The College Admissions Scandal: A Refresher

News of the college admissions scandal first broke in March of this year, which alleged that a handful of wealthy parents across the United States illegally paid for a company called The Edge College & Career Network (which also operated under a fraudulent charity called The Key Worldwide Foundation). The company worked with various testing centers and college admissions figures in a handful of ivy league schools around the United States to help get high school students into the schools despite hurdles like low test scores and bad performance throughout high school—for a price, that is.

To get these students into the schools, the company would either work with the parents (or the students, in some cases) to do things like fake test scores, arrange testing appointments with proctors that would help the students, or fake special admissions for athletic purposes by bribing school coaches. In Lori Loughlin’s case, daughter Olivia Jade Giannulli was granted admission to USC via the schools rowing program despite the fact that Giannulli had never participated in a rowing program in high school. Both Loughlin and USC’s rowing coach were indicted over involvement in the scandal.

In total, 33 parents and 17 others were charged in their involvement in the scandal which got their children into ivy league schools through bribery. Charges ranged from conspiracy to commit mail fraud to money laundering and honest services fraud. Huffman, who opted to plead guilty in the scandal earlier this year, received a minimal sentencing. The maximum sentencing for conspiracy to commit mail fraud is 20 years in a federal prison and a fine of $500,000, according to the Los Angeles Daily News.

Other Charges In The Scandal
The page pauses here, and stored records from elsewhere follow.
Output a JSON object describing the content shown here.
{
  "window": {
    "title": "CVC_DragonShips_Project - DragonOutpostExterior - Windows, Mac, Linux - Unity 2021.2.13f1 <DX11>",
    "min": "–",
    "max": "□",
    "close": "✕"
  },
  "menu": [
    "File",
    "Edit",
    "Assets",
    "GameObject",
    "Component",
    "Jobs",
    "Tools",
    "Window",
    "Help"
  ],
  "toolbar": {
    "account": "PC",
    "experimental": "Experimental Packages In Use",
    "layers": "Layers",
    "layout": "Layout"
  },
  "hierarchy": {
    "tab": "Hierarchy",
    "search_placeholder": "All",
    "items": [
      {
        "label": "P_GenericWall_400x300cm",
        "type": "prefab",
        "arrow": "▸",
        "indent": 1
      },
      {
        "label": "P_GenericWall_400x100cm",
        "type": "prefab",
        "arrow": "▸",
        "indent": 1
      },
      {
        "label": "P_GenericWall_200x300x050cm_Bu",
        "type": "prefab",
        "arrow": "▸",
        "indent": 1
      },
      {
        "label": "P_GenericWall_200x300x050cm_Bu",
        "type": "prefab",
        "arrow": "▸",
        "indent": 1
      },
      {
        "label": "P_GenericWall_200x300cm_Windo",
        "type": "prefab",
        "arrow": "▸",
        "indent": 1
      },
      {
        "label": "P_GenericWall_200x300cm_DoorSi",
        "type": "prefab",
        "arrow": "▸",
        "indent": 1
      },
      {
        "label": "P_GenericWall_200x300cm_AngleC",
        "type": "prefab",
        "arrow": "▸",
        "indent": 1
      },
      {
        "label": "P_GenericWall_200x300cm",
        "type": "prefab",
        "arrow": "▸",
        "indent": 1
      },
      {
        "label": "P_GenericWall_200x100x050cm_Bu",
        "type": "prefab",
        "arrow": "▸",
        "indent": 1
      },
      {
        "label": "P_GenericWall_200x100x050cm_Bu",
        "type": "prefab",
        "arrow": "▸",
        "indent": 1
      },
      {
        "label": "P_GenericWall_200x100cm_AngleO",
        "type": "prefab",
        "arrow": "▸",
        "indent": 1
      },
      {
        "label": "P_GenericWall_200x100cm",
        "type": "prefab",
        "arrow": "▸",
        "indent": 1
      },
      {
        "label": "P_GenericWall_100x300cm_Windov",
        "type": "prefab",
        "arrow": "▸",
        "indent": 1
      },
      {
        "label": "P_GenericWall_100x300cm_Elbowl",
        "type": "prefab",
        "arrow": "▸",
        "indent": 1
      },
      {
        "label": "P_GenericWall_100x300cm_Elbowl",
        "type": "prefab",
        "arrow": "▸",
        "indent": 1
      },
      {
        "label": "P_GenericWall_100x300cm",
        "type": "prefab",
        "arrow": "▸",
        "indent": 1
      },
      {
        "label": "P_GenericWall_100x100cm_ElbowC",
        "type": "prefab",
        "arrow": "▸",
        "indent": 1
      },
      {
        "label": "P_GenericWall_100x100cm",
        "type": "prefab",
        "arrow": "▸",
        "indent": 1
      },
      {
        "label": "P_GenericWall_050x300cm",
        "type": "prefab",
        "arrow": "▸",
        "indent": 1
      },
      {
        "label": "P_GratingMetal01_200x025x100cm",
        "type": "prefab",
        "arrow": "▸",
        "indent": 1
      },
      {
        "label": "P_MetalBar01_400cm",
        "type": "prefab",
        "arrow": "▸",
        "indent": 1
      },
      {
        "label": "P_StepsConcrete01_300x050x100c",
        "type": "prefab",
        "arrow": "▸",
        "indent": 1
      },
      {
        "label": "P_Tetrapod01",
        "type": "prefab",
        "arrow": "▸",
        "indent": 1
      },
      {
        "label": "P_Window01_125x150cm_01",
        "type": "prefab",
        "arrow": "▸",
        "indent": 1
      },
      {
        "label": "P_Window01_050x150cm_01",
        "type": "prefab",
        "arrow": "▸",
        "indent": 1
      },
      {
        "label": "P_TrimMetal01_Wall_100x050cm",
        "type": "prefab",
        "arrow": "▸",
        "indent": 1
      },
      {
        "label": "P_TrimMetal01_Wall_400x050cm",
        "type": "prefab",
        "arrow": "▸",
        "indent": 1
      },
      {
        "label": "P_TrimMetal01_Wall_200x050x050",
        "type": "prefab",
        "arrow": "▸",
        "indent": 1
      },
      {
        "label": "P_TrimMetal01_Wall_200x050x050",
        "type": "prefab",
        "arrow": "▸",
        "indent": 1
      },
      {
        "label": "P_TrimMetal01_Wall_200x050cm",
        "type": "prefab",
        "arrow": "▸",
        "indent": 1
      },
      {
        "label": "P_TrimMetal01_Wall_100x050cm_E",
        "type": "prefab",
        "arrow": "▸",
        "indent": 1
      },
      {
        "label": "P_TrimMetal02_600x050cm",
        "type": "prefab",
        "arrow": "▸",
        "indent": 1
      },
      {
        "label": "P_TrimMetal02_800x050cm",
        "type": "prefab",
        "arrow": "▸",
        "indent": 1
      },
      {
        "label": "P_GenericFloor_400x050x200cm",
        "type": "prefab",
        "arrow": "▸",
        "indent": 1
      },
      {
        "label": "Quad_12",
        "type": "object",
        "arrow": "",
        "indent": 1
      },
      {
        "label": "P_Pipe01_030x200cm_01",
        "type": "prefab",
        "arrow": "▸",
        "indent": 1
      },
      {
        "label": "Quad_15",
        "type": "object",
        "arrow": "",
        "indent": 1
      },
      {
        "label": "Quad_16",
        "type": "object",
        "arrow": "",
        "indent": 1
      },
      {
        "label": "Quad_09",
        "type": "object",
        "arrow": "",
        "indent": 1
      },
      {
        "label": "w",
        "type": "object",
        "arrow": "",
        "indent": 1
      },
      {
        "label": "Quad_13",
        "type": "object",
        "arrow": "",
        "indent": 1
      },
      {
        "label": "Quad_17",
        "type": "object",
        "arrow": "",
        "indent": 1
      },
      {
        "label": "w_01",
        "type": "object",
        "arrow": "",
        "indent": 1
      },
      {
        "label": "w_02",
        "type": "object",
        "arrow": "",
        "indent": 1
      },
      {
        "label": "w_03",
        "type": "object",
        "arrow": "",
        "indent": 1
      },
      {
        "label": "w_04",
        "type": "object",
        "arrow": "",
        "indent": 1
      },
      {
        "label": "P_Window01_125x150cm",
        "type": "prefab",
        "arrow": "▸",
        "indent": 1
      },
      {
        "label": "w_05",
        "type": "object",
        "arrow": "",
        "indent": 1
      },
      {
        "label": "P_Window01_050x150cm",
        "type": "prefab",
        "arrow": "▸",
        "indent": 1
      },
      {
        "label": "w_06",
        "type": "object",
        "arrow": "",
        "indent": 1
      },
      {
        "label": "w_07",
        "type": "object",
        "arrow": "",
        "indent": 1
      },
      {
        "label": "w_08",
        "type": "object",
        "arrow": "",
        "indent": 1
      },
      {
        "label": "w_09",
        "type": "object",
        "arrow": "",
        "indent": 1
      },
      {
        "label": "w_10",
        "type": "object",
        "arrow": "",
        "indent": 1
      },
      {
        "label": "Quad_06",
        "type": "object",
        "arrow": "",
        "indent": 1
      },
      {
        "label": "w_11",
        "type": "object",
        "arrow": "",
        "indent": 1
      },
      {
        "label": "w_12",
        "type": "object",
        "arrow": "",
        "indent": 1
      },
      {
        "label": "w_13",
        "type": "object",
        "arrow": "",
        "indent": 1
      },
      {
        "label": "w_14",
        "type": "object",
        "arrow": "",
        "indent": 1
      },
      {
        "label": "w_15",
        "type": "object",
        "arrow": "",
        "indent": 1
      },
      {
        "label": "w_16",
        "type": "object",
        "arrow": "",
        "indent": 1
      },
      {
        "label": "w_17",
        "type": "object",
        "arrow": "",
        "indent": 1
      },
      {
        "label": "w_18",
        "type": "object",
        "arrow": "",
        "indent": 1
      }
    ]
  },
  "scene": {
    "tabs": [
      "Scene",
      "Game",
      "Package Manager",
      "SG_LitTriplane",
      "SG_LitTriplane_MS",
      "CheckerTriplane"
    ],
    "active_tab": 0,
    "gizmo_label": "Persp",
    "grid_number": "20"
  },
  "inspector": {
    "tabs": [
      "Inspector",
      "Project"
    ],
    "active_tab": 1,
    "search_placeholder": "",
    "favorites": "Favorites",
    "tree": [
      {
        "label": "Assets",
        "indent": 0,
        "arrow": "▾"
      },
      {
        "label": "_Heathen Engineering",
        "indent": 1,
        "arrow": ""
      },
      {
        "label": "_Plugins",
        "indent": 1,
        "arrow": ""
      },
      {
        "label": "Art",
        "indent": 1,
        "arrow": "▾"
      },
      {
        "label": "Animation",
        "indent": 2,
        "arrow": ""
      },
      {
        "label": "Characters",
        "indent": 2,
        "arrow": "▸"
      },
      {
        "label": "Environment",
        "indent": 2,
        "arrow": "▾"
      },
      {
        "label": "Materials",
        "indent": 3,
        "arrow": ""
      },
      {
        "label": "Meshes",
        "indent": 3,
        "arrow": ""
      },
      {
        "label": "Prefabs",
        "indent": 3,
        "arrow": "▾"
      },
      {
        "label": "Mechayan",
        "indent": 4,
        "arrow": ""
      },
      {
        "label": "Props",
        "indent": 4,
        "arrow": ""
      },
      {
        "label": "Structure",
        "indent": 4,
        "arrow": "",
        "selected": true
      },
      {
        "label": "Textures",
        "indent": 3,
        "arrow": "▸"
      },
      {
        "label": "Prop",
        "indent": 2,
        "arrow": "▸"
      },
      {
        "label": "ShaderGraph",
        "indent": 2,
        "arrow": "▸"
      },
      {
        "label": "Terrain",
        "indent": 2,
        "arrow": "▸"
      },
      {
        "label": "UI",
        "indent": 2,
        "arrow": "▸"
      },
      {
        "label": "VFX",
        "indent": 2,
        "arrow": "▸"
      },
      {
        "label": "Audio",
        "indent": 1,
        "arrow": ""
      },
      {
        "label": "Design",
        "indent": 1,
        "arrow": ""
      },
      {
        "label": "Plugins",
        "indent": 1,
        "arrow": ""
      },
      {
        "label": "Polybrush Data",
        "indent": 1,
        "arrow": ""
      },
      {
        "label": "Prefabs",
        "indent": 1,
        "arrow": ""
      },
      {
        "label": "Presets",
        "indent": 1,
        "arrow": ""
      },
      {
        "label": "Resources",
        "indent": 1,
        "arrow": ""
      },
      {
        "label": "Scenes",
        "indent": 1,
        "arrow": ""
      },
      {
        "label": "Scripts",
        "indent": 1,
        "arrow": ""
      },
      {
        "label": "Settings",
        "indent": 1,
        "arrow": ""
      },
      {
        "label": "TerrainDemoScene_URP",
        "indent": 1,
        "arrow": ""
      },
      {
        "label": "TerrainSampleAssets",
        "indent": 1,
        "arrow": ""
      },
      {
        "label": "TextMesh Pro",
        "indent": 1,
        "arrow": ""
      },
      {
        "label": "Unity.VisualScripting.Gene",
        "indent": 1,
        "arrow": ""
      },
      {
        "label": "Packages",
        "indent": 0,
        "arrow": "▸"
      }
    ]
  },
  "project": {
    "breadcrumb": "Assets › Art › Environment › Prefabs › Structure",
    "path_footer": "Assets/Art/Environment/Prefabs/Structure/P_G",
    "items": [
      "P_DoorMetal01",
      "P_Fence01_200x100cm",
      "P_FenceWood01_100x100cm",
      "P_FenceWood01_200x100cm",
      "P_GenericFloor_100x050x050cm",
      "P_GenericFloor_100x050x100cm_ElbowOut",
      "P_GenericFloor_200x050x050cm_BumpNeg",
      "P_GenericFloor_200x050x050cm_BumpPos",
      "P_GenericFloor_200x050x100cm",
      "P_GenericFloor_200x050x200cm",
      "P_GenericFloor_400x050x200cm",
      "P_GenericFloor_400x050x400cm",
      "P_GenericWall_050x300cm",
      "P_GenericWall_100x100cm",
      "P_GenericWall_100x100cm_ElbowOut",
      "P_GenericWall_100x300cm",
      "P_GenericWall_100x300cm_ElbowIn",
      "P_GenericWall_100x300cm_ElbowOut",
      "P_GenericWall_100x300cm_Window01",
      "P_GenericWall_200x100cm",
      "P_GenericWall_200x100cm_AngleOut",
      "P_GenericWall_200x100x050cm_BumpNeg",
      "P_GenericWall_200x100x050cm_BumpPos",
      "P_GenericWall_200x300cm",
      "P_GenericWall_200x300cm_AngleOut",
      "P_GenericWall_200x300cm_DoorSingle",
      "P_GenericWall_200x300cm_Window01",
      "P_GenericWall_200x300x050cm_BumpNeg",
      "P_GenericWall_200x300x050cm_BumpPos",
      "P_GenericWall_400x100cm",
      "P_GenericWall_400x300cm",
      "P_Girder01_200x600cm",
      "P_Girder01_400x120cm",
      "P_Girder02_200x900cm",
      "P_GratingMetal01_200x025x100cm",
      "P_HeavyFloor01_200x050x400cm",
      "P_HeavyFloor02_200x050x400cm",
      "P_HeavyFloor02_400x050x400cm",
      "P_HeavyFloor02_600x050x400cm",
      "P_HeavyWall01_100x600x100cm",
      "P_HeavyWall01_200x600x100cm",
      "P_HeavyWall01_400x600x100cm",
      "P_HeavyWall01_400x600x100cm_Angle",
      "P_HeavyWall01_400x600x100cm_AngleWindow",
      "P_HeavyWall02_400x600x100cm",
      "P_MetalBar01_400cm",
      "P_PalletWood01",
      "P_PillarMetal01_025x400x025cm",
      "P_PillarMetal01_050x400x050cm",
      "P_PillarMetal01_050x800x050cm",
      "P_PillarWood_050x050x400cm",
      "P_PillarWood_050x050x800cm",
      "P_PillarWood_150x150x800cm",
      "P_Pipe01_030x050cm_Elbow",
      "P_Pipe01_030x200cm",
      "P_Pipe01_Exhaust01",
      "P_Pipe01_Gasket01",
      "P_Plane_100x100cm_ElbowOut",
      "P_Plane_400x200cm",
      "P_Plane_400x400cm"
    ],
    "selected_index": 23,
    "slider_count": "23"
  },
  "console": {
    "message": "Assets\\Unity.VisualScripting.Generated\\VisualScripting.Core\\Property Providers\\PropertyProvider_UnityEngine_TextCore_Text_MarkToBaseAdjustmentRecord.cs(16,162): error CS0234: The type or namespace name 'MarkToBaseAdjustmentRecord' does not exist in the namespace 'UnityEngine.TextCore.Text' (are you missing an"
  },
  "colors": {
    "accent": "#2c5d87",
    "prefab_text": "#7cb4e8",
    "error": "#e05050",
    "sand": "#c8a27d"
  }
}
Huffman is one of the first high profile names in the case to receive a sentencing on their case. Lori Loughlin, who was also charged in the case but has chosen to plead not guilty in the case. Loughlin has seen more of a rough patch during her legal case, as her influencer daughter Olivia Jade Giannulli has remained in the public eye throughout the scandal. Both Loughlin and her husband, clothing designer Mossimo Giannulli, were charged in the case. The case was recently shaken after Olivia Jade uploaded a photo of herself flipping off the camera onto Instagram, despite instructions from Loughlin’s lawyer not to upload to the platform at all.

Olivia Jade, who amassed over 1 million followers on Instagram, had deals with brands like Sephora and Tresemme prior to the scandal. The young influencer recently announced her decision not to go back to school, instead opting to be a full-time influencer moving forward. Er—good luck with that.